The problem
Pick out all lines of the entries that include the word "спрятали" and copy them.

Stored dataset items
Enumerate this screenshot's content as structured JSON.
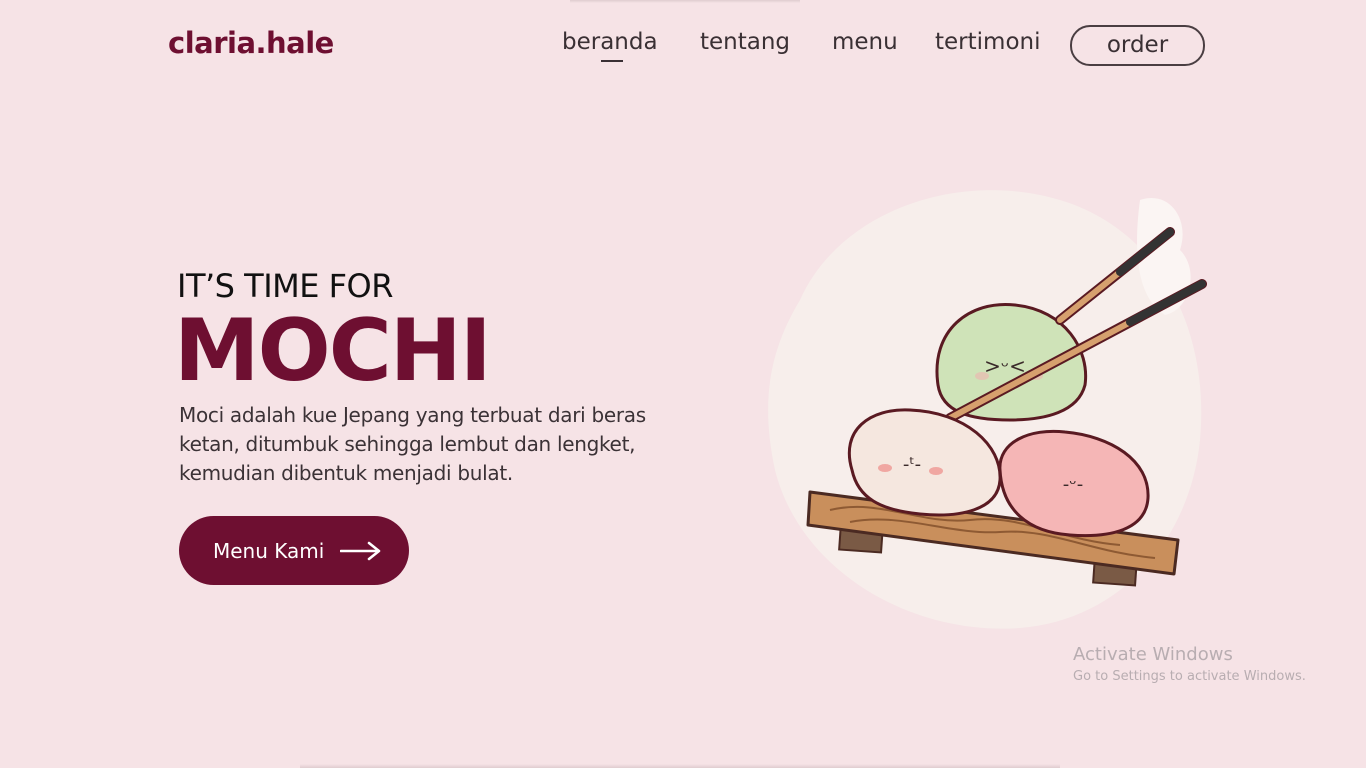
{
  "brand": {
    "logo": "claria.hale",
    "accent_color": "#6e0f31",
    "background_color": "#f6e3e6"
  },
  "nav": {
    "items": [
      {
        "label": "beranda",
        "active": true
      },
      {
        "label": "tentang",
        "active": false
      },
      {
        "label": "menu",
        "active": false
      },
      {
        "label": "tertimoni",
        "active": false
      }
    ],
    "order_label": "order"
  },
  "hero": {
    "kicker": "IT’S TIME FOR",
    "title": "MOCHI",
    "description": "Moci adalah kue Jepang yang terbuat dari beras ketan, ditumbuk sehingga lembut dan lengket, kemudian dibentuk menjadi bulat.",
    "cta_label": "Menu Kami",
    "cta_icon": "arrow-right-icon"
  },
  "illustration": {
    "subject": "mochi-illustration",
    "faces": [
      ">ᵕ<",
      "-ᵗ-",
      "-ᵕ-"
    ]
  },
  "watermark": {
    "title": "Activate Windows",
    "subtitle": "Go to Settings to activate Windows."
  }
}
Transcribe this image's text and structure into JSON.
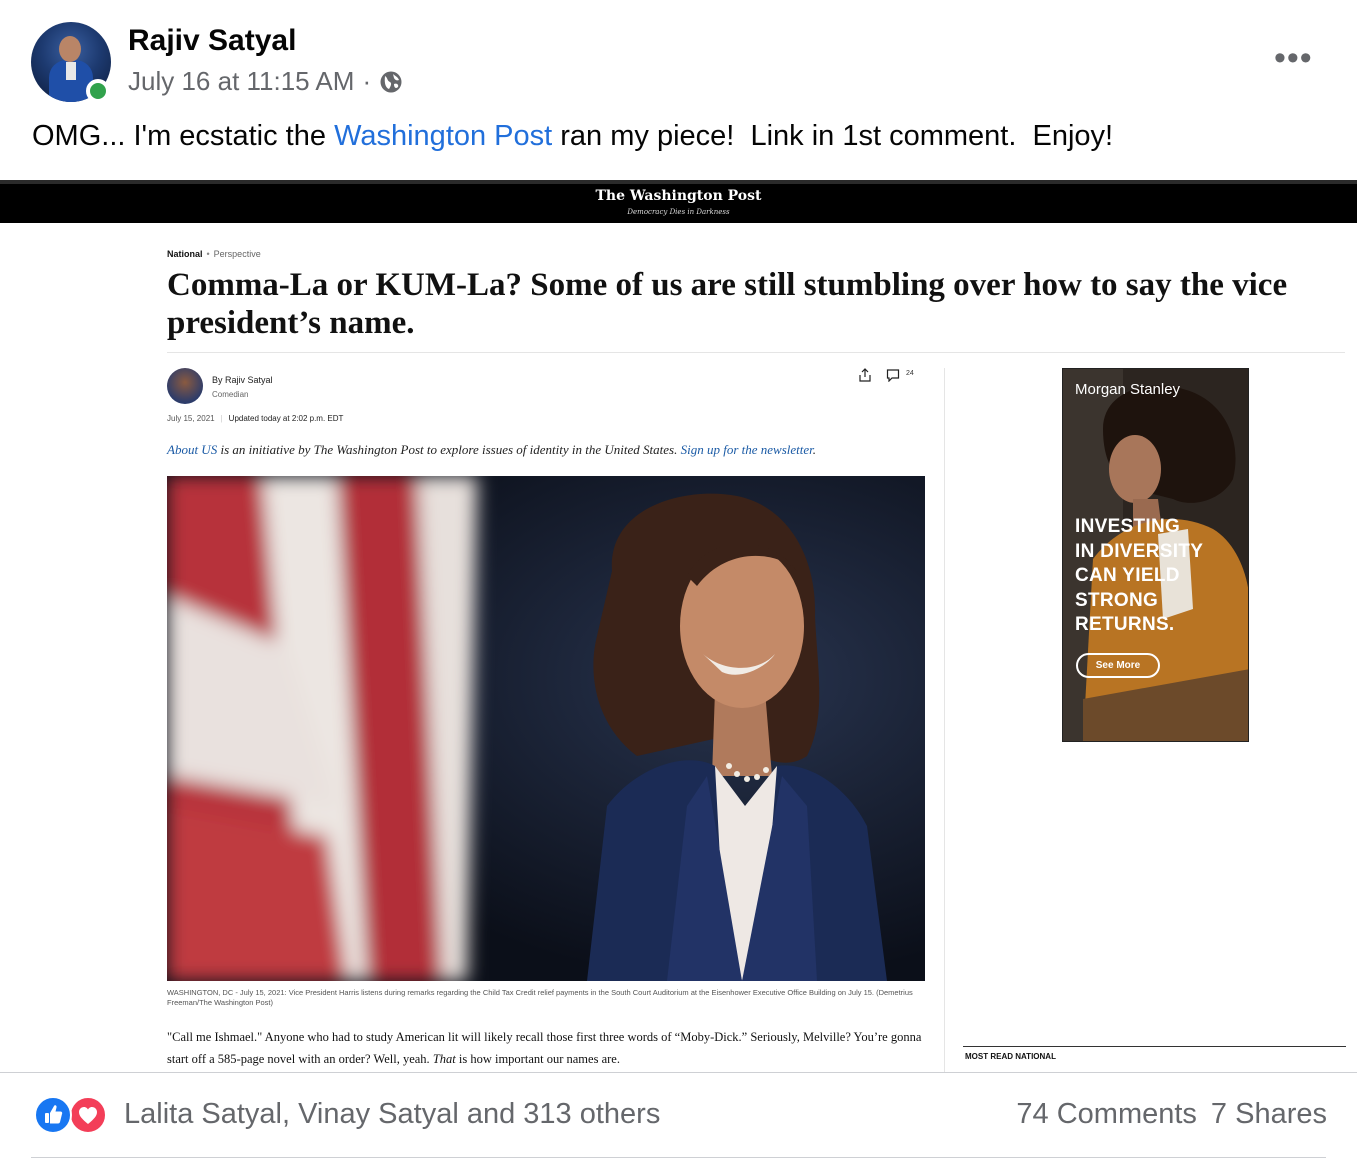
{
  "post": {
    "author": "Rajiv Satyal",
    "timestamp": "July 16 at 11:15 AM",
    "separator": "·",
    "privacy_icon": "globe-icon",
    "more_icon": "more-options-icon",
    "text_before_link": "OMG... I'm ecstatic the ",
    "text_link": "Washington Post",
    "text_after_link": " ran my piece!  Link in 1st comment.  Enjoy!"
  },
  "article": {
    "masthead": "The Washington Post",
    "tagline": "Democracy Dies in Darkness",
    "section": "National",
    "section_dot": "•",
    "subsection": "Perspective",
    "headline": "Comma-La or KUM-La? Some of us are still stumbling over how to say the vice president’s name.",
    "byline": "By Rajiv Satyal",
    "byline_role": "Comedian",
    "date": "July 15, 2021",
    "updated": "Updated today at 2:02 p.m. EDT",
    "comment_count": "24",
    "about_link": "About US",
    "about_text": " is an initiative by The Washington Post to explore issues of identity in the United States. ",
    "newsletter_link": "Sign up for the newsletter",
    "newsletter_end": ".",
    "caption": "WASHINGTON, DC - July 15, 2021: Vice President Harris listens during remarks regarding the Child Tax Credit relief payments in the South Court Auditorium at the Eisenhower Executive Office Building on July 15. (Demetrius Freeman/The Washington Post)",
    "body_part1": "\"Call me Ishmael.\" Anyone who had to study American lit will likely recall those first three words of “Moby-Dick.” Seriously, Melville? You’re gonna start off a 585-page novel with an order? Well, yeah. ",
    "body_italic": "That",
    "body_part2": " is how important our names are.",
    "most_read": "MOST READ NATIONAL"
  },
  "ad": {
    "brand": "Morgan Stanley",
    "line1": "INVESTING",
    "line2": "IN DIVERSITY",
    "line3": "CAN YIELD",
    "line4": "STRONG",
    "line5": "RETURNS.",
    "button": "See More"
  },
  "footer": {
    "reactions": "Lalita Satyal, Vinay Satyal and 313 others",
    "comments": "74 Comments",
    "shares": "7 Shares"
  },
  "colors": {
    "link": "#216fdb",
    "like": "#1877f2",
    "love": "#f33e58",
    "online": "#31a24c",
    "secondary_text": "#65676b"
  }
}
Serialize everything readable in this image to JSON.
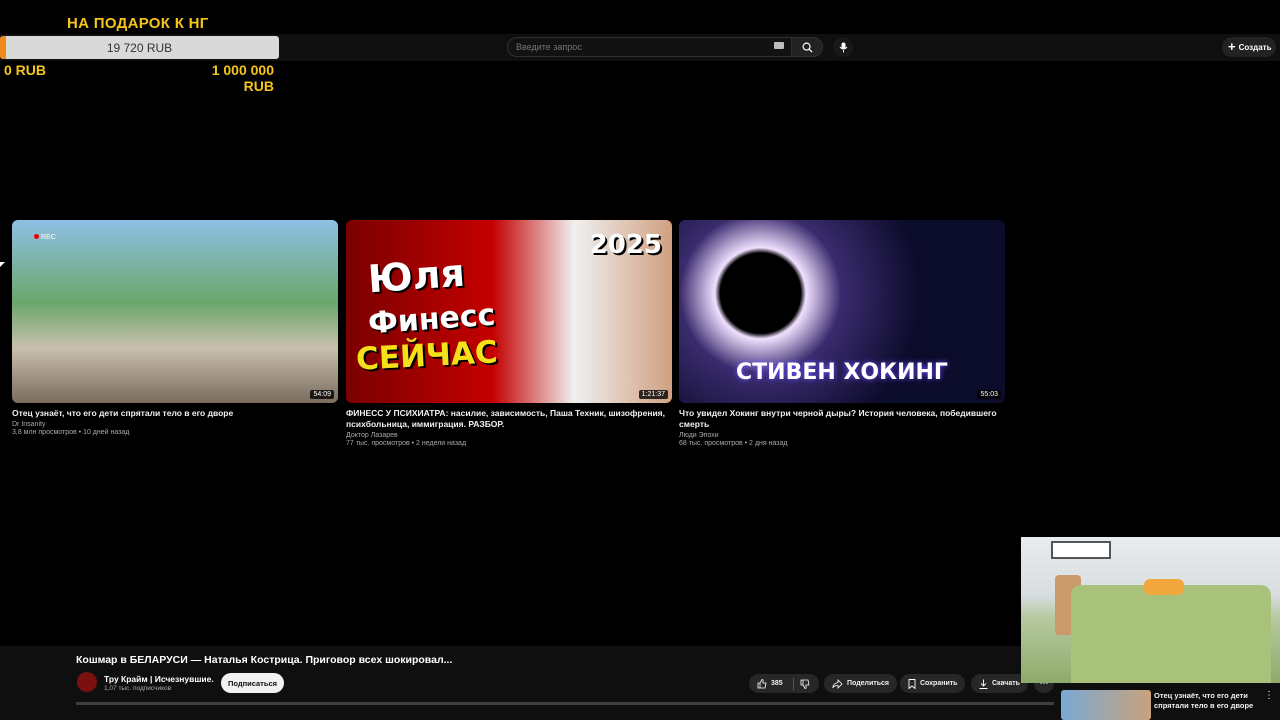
{
  "donation": {
    "title": "НА ПОДАРОК К НГ",
    "amount": "19 720 RUB",
    "min": "0 RUB",
    "max": "1 000 000 RUB",
    "progress_fraction": 0.0197,
    "fill_color": "#f08a1c",
    "text_color": "#f5c518"
  },
  "header": {
    "search_placeholder": "Введите запрос",
    "create_label": "Создать"
  },
  "videos": [
    {
      "title": "Отец узнаёт, что его дети спрятали тело в его дворе",
      "channel": "Dr Insanity",
      "meta": "3,8 млн просмотров • 10 дней назад",
      "duration": "54:09",
      "overlay": "REC"
    },
    {
      "title": "ФИНЕСС У ПСИХИАТРА: насилие, зависимость, Паша Техник, шизофрения, психбольница, иммиграция. РАЗБОР.",
      "channel": "Доктор Лазарев",
      "meta": "77 тыс. просмотров • 2 недели назад",
      "duration": "1:21:37",
      "overlay_lines": [
        "Юля",
        "Финесс",
        "СЕЙЧАС",
        "2025"
      ]
    },
    {
      "title": "Что увидел Хокинг внутри черной дыры? История человека, победившего смерть",
      "channel": "Люди Эпохи",
      "meta": "68 тыс. просмотров • 2 дня назад",
      "duration": "55:03",
      "overlay": "СТИВЕН ХОКИНГ"
    }
  ],
  "now_playing": {
    "title": "Кошмар в БЕЛАРУСИ — Наталья Кострица. Приговор всех шокировал...",
    "channel": "Тру Крайм | Исчезнувшие.",
    "subscribers": "1,07 тыс. подписчиков",
    "subscribe_label": "Подписаться",
    "likes": "385",
    "share_label": "Поделиться",
    "save_label": "Сохранить",
    "download_label": "Скачать",
    "more_label": "⋯"
  },
  "next_up": {
    "title": "Отец узнаёт, что его дети спрятали тело в его дворе"
  }
}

Response area
      "title": "Отец узнаёт, что его дети спрятали тело в его дворе",
    "title": "Отец узнаёт, что его дети спрятали тело в его дворе"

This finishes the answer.